Froum, S, Strange, M. COVID-19 and the problem with dental aerosols. Perio-Implant Advisory. 2020: https://www.perioimplantadvisory.com/periodontics/oral-medicine-anesthetics-and-oral-systemic-connection/article/14173521/covid19-and-the-problem-with-dental-aerosols

Harrel SK, Molinari J. Aerosol and splatter in dentistry: a brief review of the literature and infection control implications. J Am Dent Assoc. 2004;135(4):429-437. doi:10.14219/jada.archive.2004.0207

Miller RL. Characteristics of blood-containing aerosols generated by common powered dental instruments. Am Ind Hyg Assoc J. 1995;56(7):670-676. doi:10.1080/15428119591016683

Nejatidanesh F, Khosravi Z, Goroohi H, Badrian H, Savabi O. Risk of contamination of different areas of dentist’s face during dental practices. Int J Prev Med. 2013;4(5):611-615.

Williams GH, Pollok NL, Shay DE, Barr CE. Laminar air purge of microorganisms in dental aerosols: prophylactic procedures with the ultrasonic scaler. J Dent Res. 1970;49(6):1498-1504. doi:10.1177/00220345700490065701

Guidance on preparing workplaces for COVID-19. US Department of Labor.
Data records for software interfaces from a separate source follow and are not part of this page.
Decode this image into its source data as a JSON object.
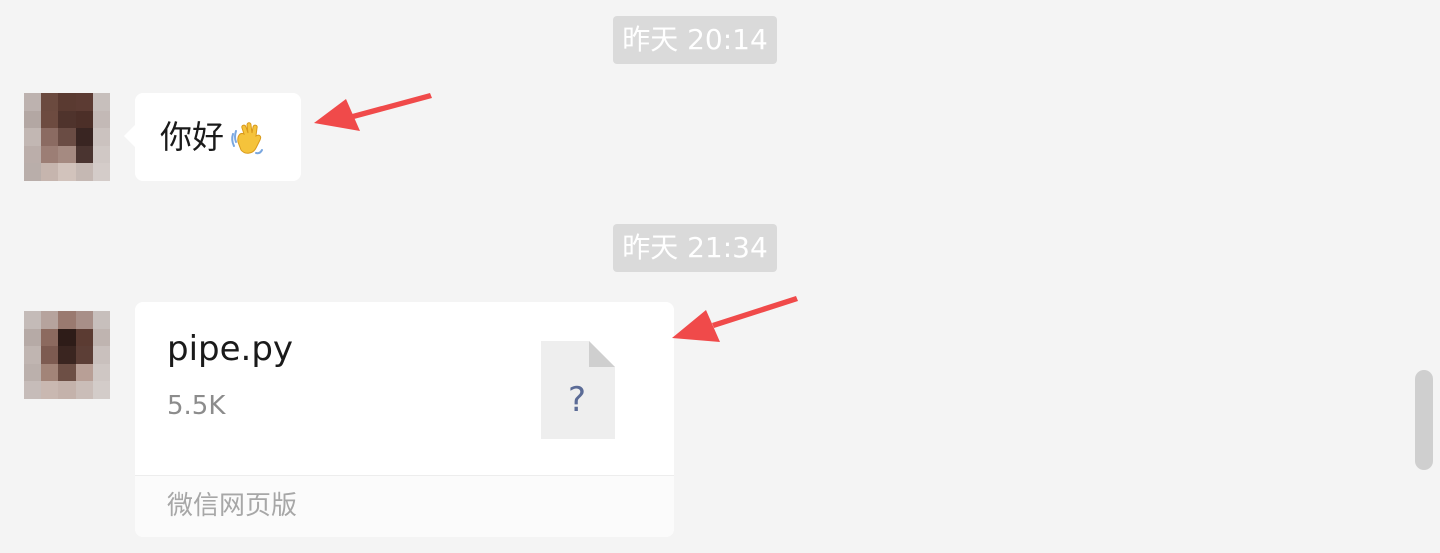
{
  "chat": {
    "timestamps": [
      "昨天 20:14",
      "昨天 21:34"
    ],
    "messages": [
      {
        "type": "text",
        "text": "你好",
        "emoji_icon": "waving-hand-icon"
      },
      {
        "type": "file",
        "file_name": "pipe.py",
        "file_size": "5.5K",
        "file_icon": "unknown-file-icon",
        "file_icon_glyph": "?",
        "source": "微信网页版"
      }
    ]
  },
  "colors": {
    "background": "#f4f4f4",
    "timestamp_bg": "#dadada",
    "bubble": "#ffffff",
    "annotation_arrow": "#f04a4a",
    "file_icon_bg": "#eeeeee",
    "file_icon_glyph": "#5b6b96"
  }
}
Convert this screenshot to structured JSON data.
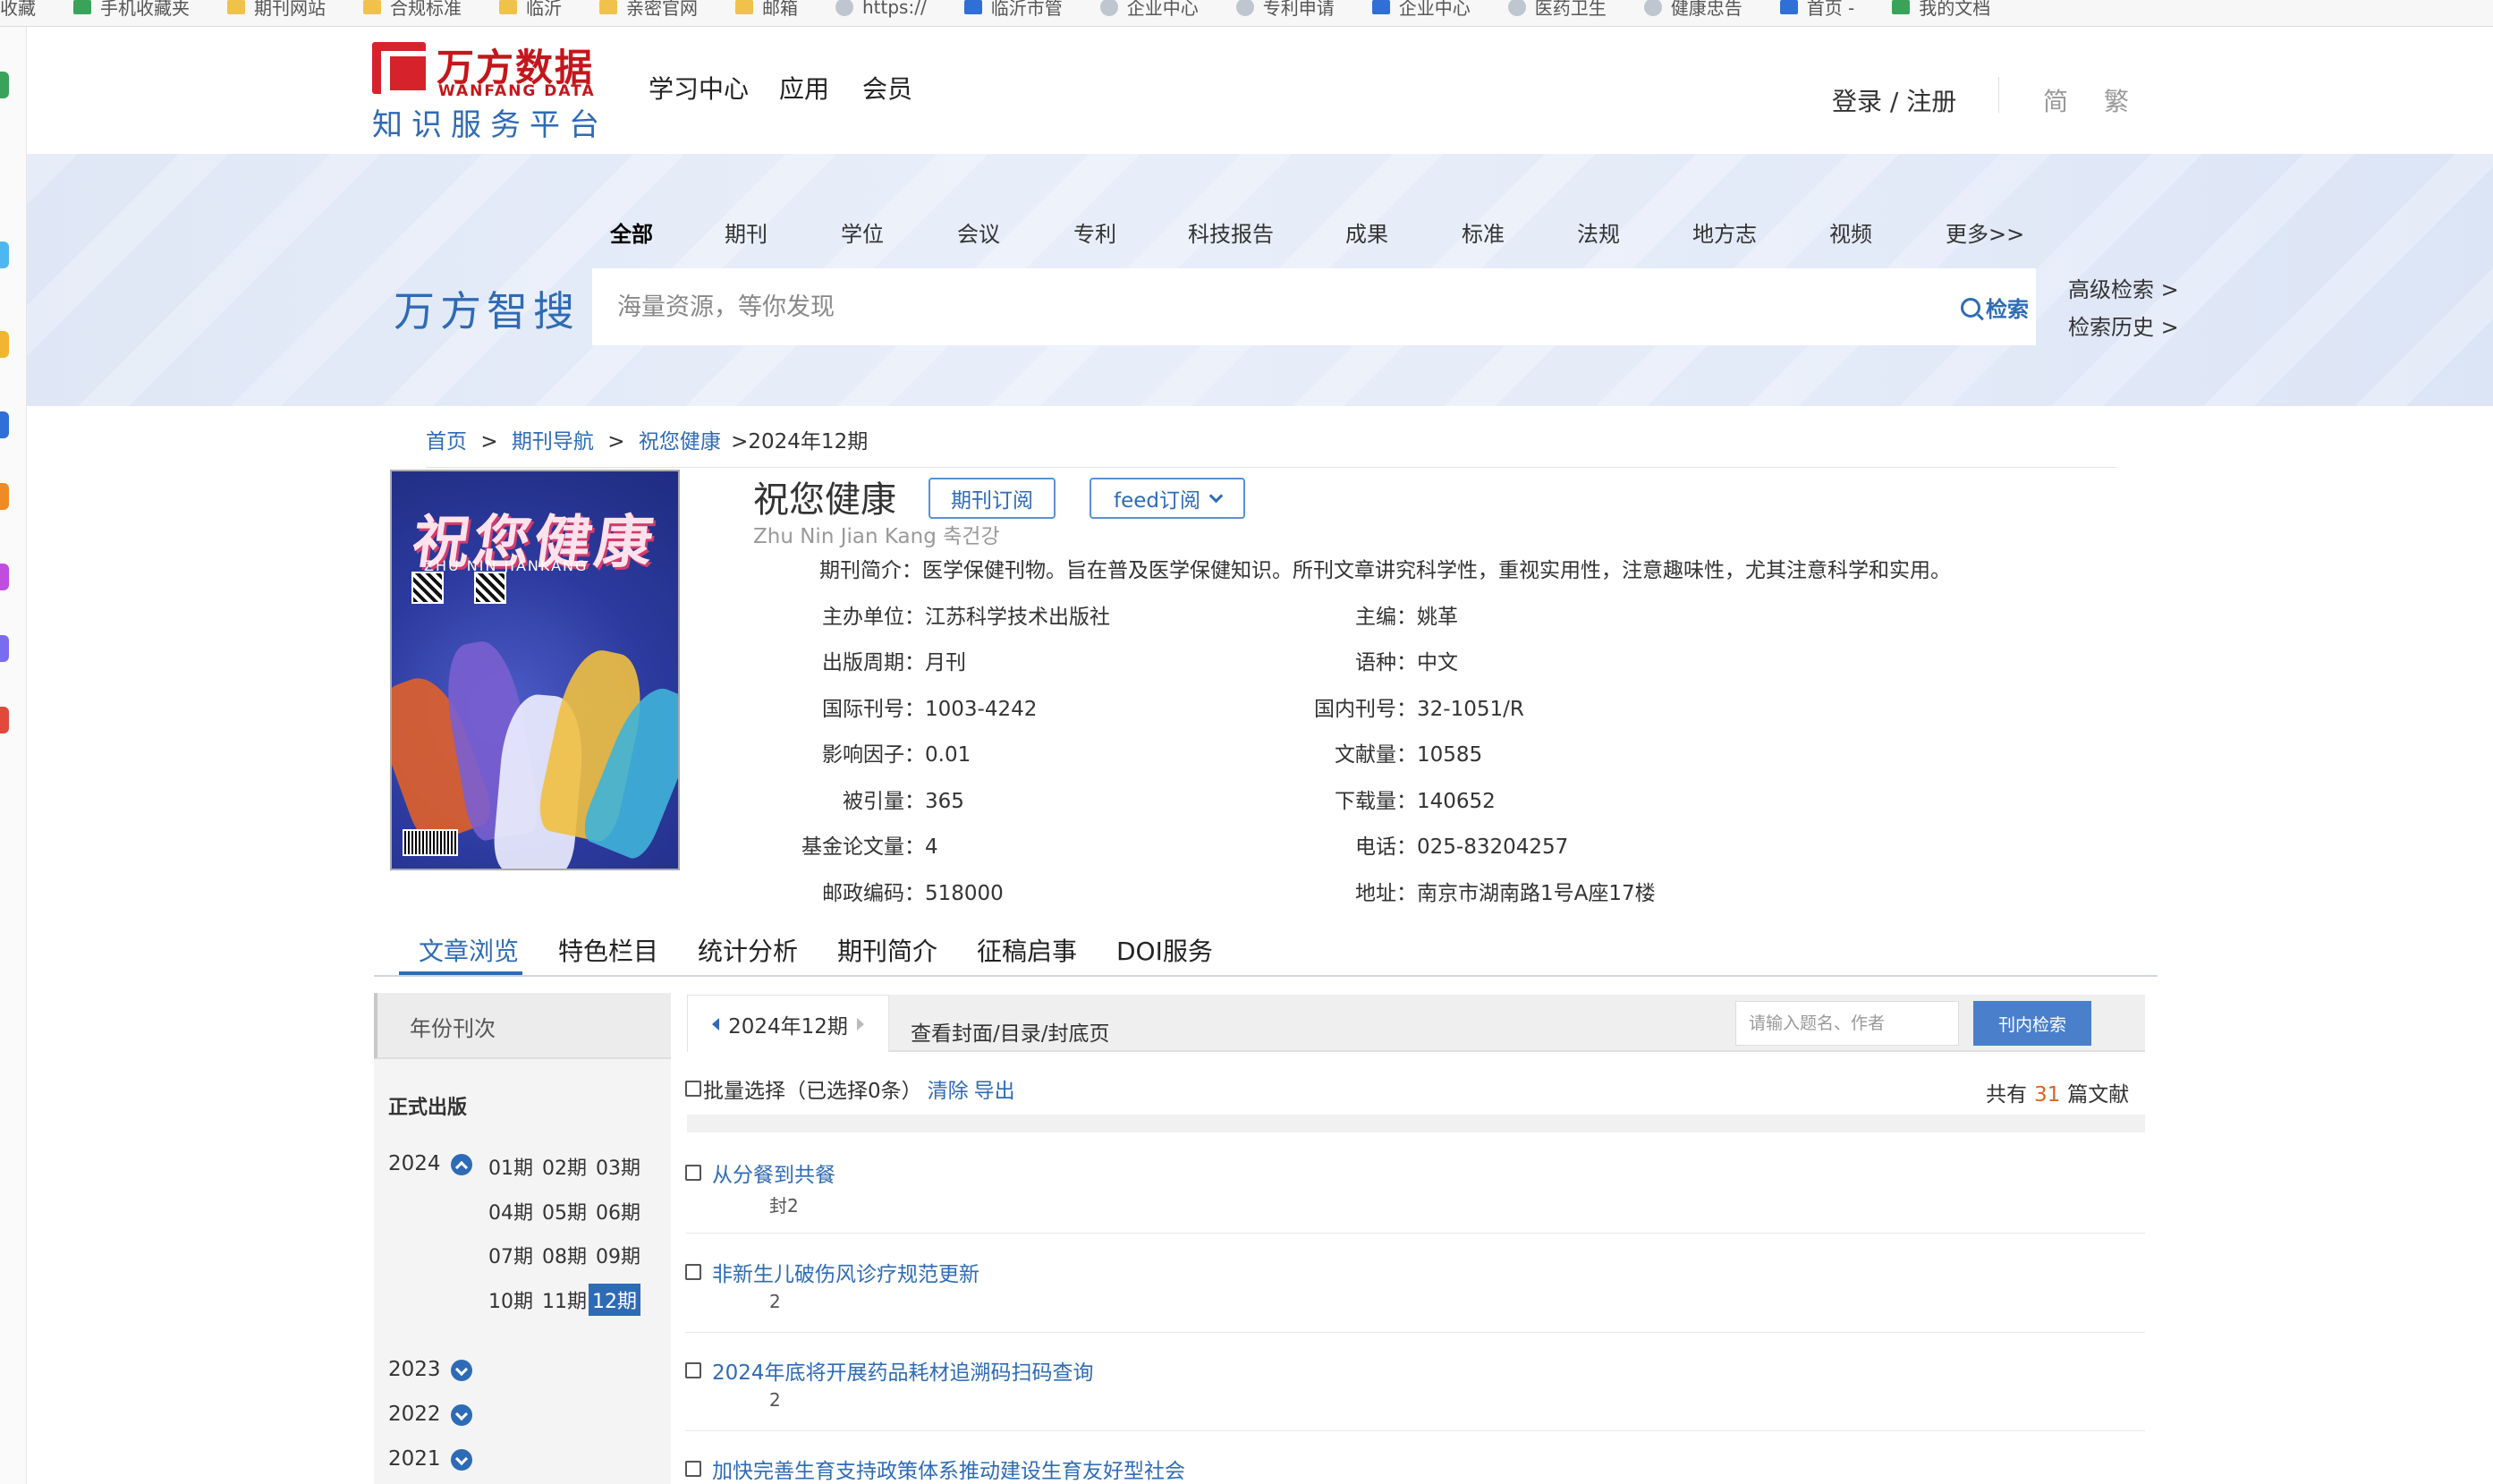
{
  "bookmarks": [
    "收藏",
    "手机收藏夹",
    "期刊网站",
    "合规标准",
    "临沂",
    "亲密官网",
    "邮箱",
    "https://",
    "临沂市管",
    "企业中心",
    "专利申请",
    "企业中心",
    "医药卫生",
    "健康忠告",
    "首页 -",
    "我的文档"
  ],
  "header": {
    "logo_cn": "万方数据",
    "logo_en": "WANFANG DATA",
    "logo_sub": "知识服务平台",
    "nav": [
      "学习中心",
      "应用",
      "会员"
    ],
    "login": "登录 / 注册",
    "lang_simplified": "简",
    "lang_traditional": "繁"
  },
  "search": {
    "tabs": [
      "全部",
      "期刊",
      "学位",
      "会议",
      "专利",
      "科技报告",
      "成果",
      "标准",
      "法规",
      "地方志",
      "视频",
      "更多>>"
    ],
    "brand": "万方智搜",
    "placeholder": "海量资源，等你发现",
    "button": "检索",
    "advanced": "高级检索 >",
    "history": "检索历史 >"
  },
  "breadcrumb": {
    "home": "首页",
    "sep1": ">",
    "nav": "期刊导航",
    "sep2": ">",
    "journal": "祝您健康",
    "current": ">2024年12期"
  },
  "journal": {
    "cover_title": "祝您健康",
    "cover_sub": "ZHU NIN JIANKANG",
    "title": "祝您健康",
    "pinyin": "Zhu Nin Jian Kang 축건강",
    "subscribe": "期刊订阅",
    "feed": "feed订阅",
    "intro_label": "期刊简介：",
    "intro": "医学保健刊物。旨在普及医学保健知识。所刊文章讲究科学性，重视实用性，注意趣味性，尤其注意科学和实用。",
    "left_fields": [
      {
        "label": "主办单位：",
        "value": "江苏科学技术出版社"
      },
      {
        "label": "出版周期：",
        "value": "月刊"
      },
      {
        "label": "国际刊号：",
        "value": "1003-4242"
      },
      {
        "label": "影响因子：",
        "value": "0.01"
      },
      {
        "label": "被引量：",
        "value": "365"
      },
      {
        "label": "基金论文量：",
        "value": "4"
      },
      {
        "label": "邮政编码：",
        "value": "518000"
      }
    ],
    "right_fields": [
      {
        "label": "主编：",
        "value": "姚革"
      },
      {
        "label": "语种：",
        "value": "中文"
      },
      {
        "label": "国内刊号：",
        "value": "32-1051/R"
      },
      {
        "label": "文献量：",
        "value": "10585"
      },
      {
        "label": "下载量：",
        "value": "140652"
      },
      {
        "label": "电话：",
        "value": "025-83204257"
      },
      {
        "label": "地址：",
        "value": "南京市湖南路1号A座17楼"
      }
    ]
  },
  "content_tabs": [
    "文章浏览",
    "特色栏目",
    "统计分析",
    "期刊简介",
    "征稿启事",
    "DOI服务"
  ],
  "sidebar": {
    "head": "年份刊次",
    "published": "正式出版",
    "years": [
      "2024",
      "2023",
      "2022",
      "2021"
    ],
    "issues": [
      "01期",
      "02期",
      "03期",
      "04期",
      "05期",
      "06期",
      "07期",
      "08期",
      "09期",
      "10期",
      "11期",
      "12期"
    ],
    "selected_issue": "12期"
  },
  "toolbar": {
    "issue": "2024年12期",
    "cover_link": "查看封面/目录/封底页",
    "search_placeholder": "请输入题名、作者",
    "search_button": "刊内检索"
  },
  "batch": {
    "label": "批量选择（已选择0条）",
    "clear": "清除",
    "export": "导出",
    "total_prefix": "共有",
    "total": "31",
    "total_suffix": "篇文献"
  },
  "articles": [
    {
      "title": "从分餐到共餐",
      "page": "封2"
    },
    {
      "title": "非新生儿破伤风诊疗规范更新",
      "page": "2"
    },
    {
      "title": "2024年底将开展药品耗材追溯码扫码查询",
      "page": "2"
    },
    {
      "title": "加快完善生育支持政策体系推动建设生育友好型社会",
      "page": ""
    }
  ],
  "colors": {
    "brand_red": "#c4161c",
    "brand_blue": "#2e6bb6",
    "count_orange": "#e0621f"
  }
}
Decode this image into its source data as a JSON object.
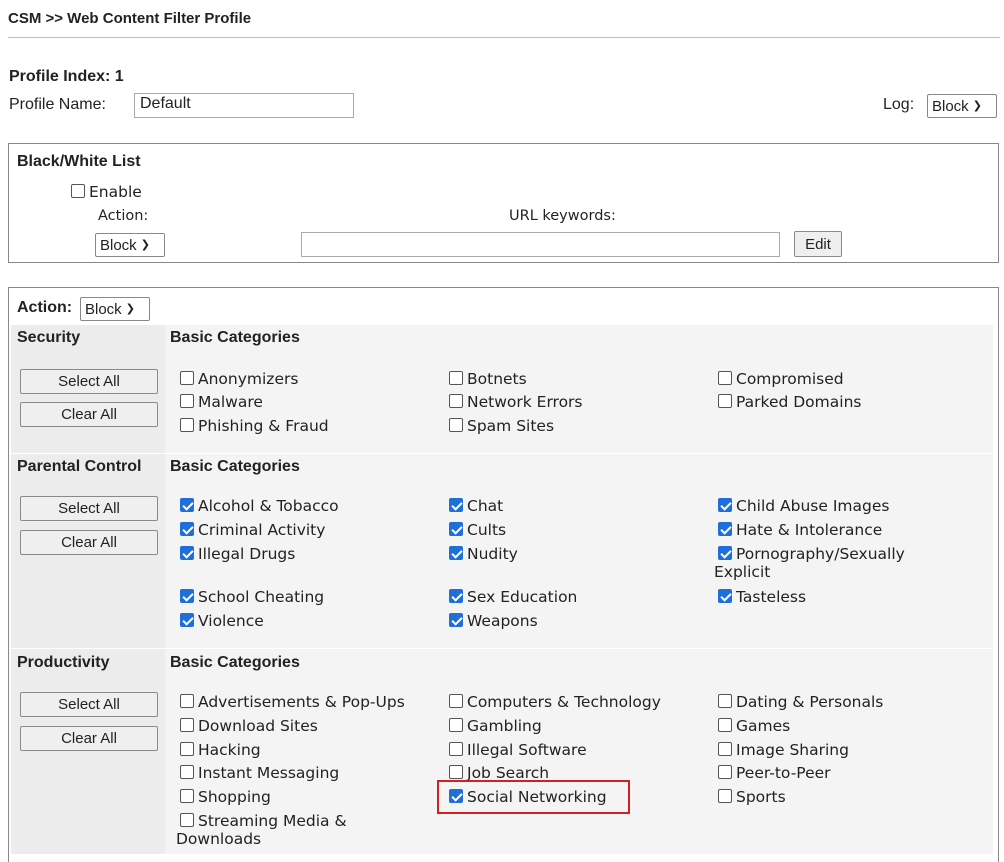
{
  "header": {
    "breadcrumb": "CSM >> Web Content Filter Profile"
  },
  "profile": {
    "index_label": "Profile Index: 1",
    "name_label": "Profile Name:",
    "name_value": "Default",
    "log_label": "Log:",
    "log_value": "Block"
  },
  "bw_list": {
    "title": "Black/White List",
    "enable_label": "Enable",
    "enable_checked": false,
    "action_label": "Action:",
    "action_value": "Block",
    "url_label": "URL keywords:",
    "url_value": "",
    "edit_label": "Edit"
  },
  "filter": {
    "action_label": "Action:",
    "action_value": "Block",
    "select_all_label": "Select All",
    "clear_all_label": "Clear All",
    "basic_categories_label": "Basic Categories",
    "groups": {
      "security": {
        "title": "Security",
        "items": [
          {
            "label": "Anonymizers",
            "checked": false
          },
          {
            "label": "Botnets",
            "checked": false
          },
          {
            "label": "Compromised",
            "checked": false
          },
          {
            "label": "Malware",
            "checked": false
          },
          {
            "label": "Network Errors",
            "checked": false
          },
          {
            "label": "Parked Domains",
            "checked": false
          },
          {
            "label": "Phishing & Fraud",
            "checked": false
          },
          {
            "label": "Spam Sites",
            "checked": false
          }
        ]
      },
      "parental": {
        "title": "Parental Control",
        "items": [
          {
            "label": "Alcohol & Tobacco",
            "checked": true
          },
          {
            "label": "Chat",
            "checked": true
          },
          {
            "label": "Child Abuse Images",
            "checked": true
          },
          {
            "label": "Criminal Activity",
            "checked": true
          },
          {
            "label": "Cults",
            "checked": true
          },
          {
            "label": "Hate & Intolerance",
            "checked": true
          },
          {
            "label": "Illegal Drugs",
            "checked": true
          },
          {
            "label": "Nudity",
            "checked": true
          },
          {
            "label": "Pornography/Sexually",
            "label2": "Explicit",
            "checked": true
          },
          {
            "label": "School Cheating",
            "checked": true
          },
          {
            "label": "Sex Education",
            "checked": true
          },
          {
            "label": "Tasteless",
            "checked": true
          },
          {
            "label": "Violence",
            "checked": true
          },
          {
            "label": "Weapons",
            "checked": true
          }
        ]
      },
      "productivity": {
        "title": "Productivity",
        "items": [
          {
            "label": "Advertisements & Pop-Ups",
            "checked": false
          },
          {
            "label": "Computers & Technology",
            "checked": false
          },
          {
            "label": "Dating & Personals",
            "checked": false
          },
          {
            "label": "Download Sites",
            "checked": false
          },
          {
            "label": "Gambling",
            "checked": false
          },
          {
            "label": "Games",
            "checked": false
          },
          {
            "label": "Hacking",
            "checked": false
          },
          {
            "label": "Illegal Software",
            "checked": false
          },
          {
            "label": "Image Sharing",
            "checked": false
          },
          {
            "label": "Instant Messaging",
            "checked": false
          },
          {
            "label": "Job Search",
            "checked": false
          },
          {
            "label": "Peer-to-Peer",
            "checked": false
          },
          {
            "label": "Shopping",
            "checked": false
          },
          {
            "label": "Social Networking",
            "checked": true
          },
          {
            "label": "Sports",
            "checked": false
          },
          {
            "label": "Streaming Media &",
            "label2": "Downloads",
            "checked": false
          }
        ]
      }
    }
  }
}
Occupational Safety and Health Administration. 2020. https://www.osha.gov/Publications/OSHA3990.pdf